EES is the monitoring mechanism to check movement in and out.

Yes obviously, but requiring non-europeans to be pre-screened should seriously speed monitoring and tracking as data will already be in the system.

And really if a few thousand people spend more time than they should in one EU country rather than another is this a major issue? The PTB should know who is within the Schengen border, and many other ways of tracking precisely where they are. Seriously evil criminals will have other entry and exit routes I imagine.

As with so much legislation the important thing is to have the ability to put controls in place. If it isn’t there 100% of the time then that’s an option for each country.

It can be set up on a (relatively) simple spreadsheet.

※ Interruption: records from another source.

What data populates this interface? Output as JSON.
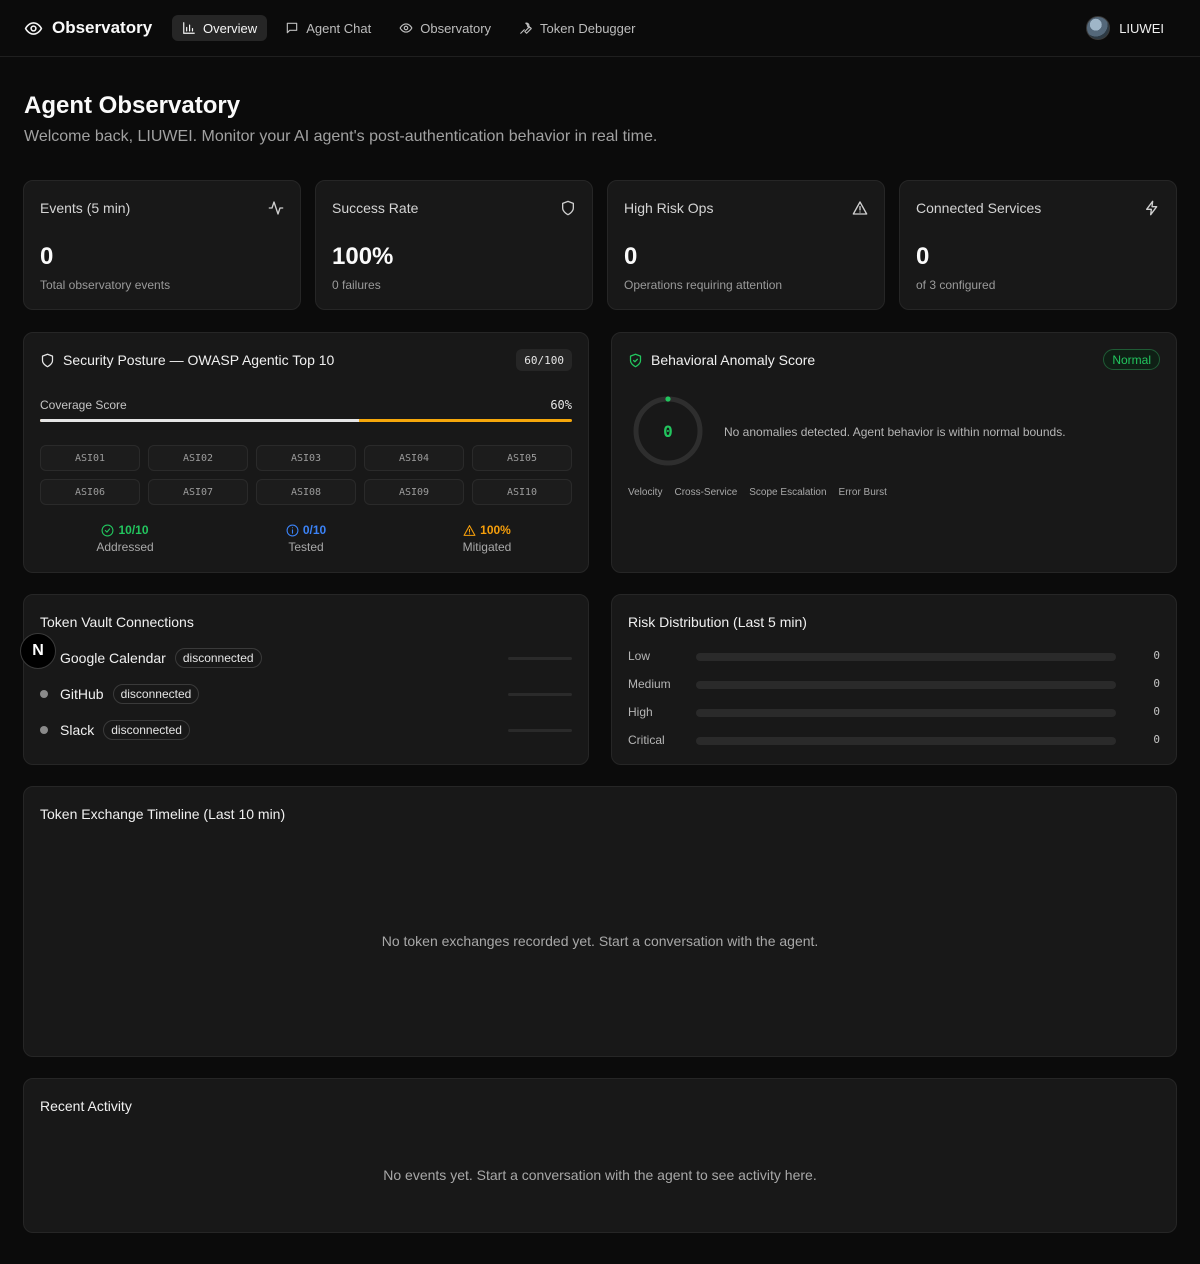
{
  "nav": {
    "brand": "Observatory",
    "tabs": [
      {
        "label": "Overview",
        "icon": "bar-chart-icon",
        "active": true
      },
      {
        "label": "Agent Chat",
        "icon": "chat-icon",
        "active": false
      },
      {
        "label": "Observatory",
        "icon": "eye-icon",
        "active": false
      },
      {
        "label": "Token Debugger",
        "icon": "wrench-icon",
        "active": false
      }
    ],
    "user": "LIUWEI"
  },
  "header": {
    "title": "Agent Observatory",
    "subtitle": "Welcome back, LIUWEI. Monitor your AI agent's post-authentication behavior in real time."
  },
  "stats": [
    {
      "title": "Events (5 min)",
      "value": "0",
      "desc": "Total observatory events",
      "icon": "activity-icon"
    },
    {
      "title": "Success Rate",
      "value": "100%",
      "desc": "0 failures",
      "icon": "shield-icon"
    },
    {
      "title": "High Risk Ops",
      "value": "0",
      "desc": "Operations requiring attention",
      "icon": "warning-icon"
    },
    {
      "title": "Connected Services",
      "value": "0",
      "desc": "of 3 configured",
      "icon": "lightning-icon"
    }
  ],
  "posture": {
    "title": "Security Posture — OWASP Agentic Top 10",
    "score": "60/100",
    "coverage_label": "Coverage Score",
    "coverage_pct": "60%",
    "coverage_value": 60,
    "items": [
      "ASI01",
      "ASI02",
      "ASI03",
      "ASI04",
      "ASI05",
      "ASI06",
      "ASI07",
      "ASI08",
      "ASI09",
      "ASI10"
    ],
    "addressed": {
      "value": "10/10",
      "label": "Addressed",
      "color": "#22c55e"
    },
    "tested": {
      "value": "0/10",
      "label": "Tested",
      "color": "#3b82f6"
    },
    "mitigated": {
      "value": "100%",
      "label": "Mitigated",
      "color": "#f59e0b"
    }
  },
  "anomaly": {
    "title": "Behavioral Anomaly Score",
    "badge": "Normal",
    "score": "0",
    "message": "No anomalies detected. Agent behavior is within normal bounds.",
    "factors": [
      "Velocity",
      "Cross-Service",
      "Scope Escalation",
      "Error Burst"
    ]
  },
  "vault": {
    "title": "Token Vault Connections",
    "connections": [
      {
        "name": "Google Calendar",
        "status": "disconnected"
      },
      {
        "name": "GitHub",
        "status": "disconnected"
      },
      {
        "name": "Slack",
        "status": "disconnected"
      }
    ]
  },
  "risk": {
    "title": "Risk Distribution (Last 5 min)",
    "levels": [
      {
        "label": "Low",
        "count": "0",
        "value": 0
      },
      {
        "label": "Medium",
        "count": "0",
        "value": 0
      },
      {
        "label": "High",
        "count": "0",
        "value": 0
      },
      {
        "label": "Critical",
        "count": "0",
        "value": 0
      }
    ]
  },
  "timeline": {
    "title": "Token Exchange Timeline (Last 10 min)",
    "empty": "No token exchanges recorded yet. Start a conversation with the agent."
  },
  "activity": {
    "title": "Recent Activity",
    "empty": "No events yet. Start a conversation with the agent to see activity here."
  },
  "dev_badge": "N"
}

“In efforts to comply with the European Union’s Entry/Exit System (EES) which is expected to go fully operational by the last quarter of this year, Belgium’s Federal Council of Ministers has given clearance for the establishment of a new biometric migrant database to be accessible by all EU member states.”
“The announcement provides the example of a traveler entering Spain visa-free from outside of the EU, but deciding to travel to Belgium when their 90 days have expired, rather than leave the bloc. The current system does not afford a method of knowing when their allowed stay has expired, whereas EES will provide a digital trail.”

EES has been postponed until May 2023

ETIAS has been postponed from May 2023 until Nov 2023
EU Postpones Launch of ETIAS to November 2023 -

1 Like

And it now seems from November 2023 there will be a 6 month transition period - so full implementation from April 2024.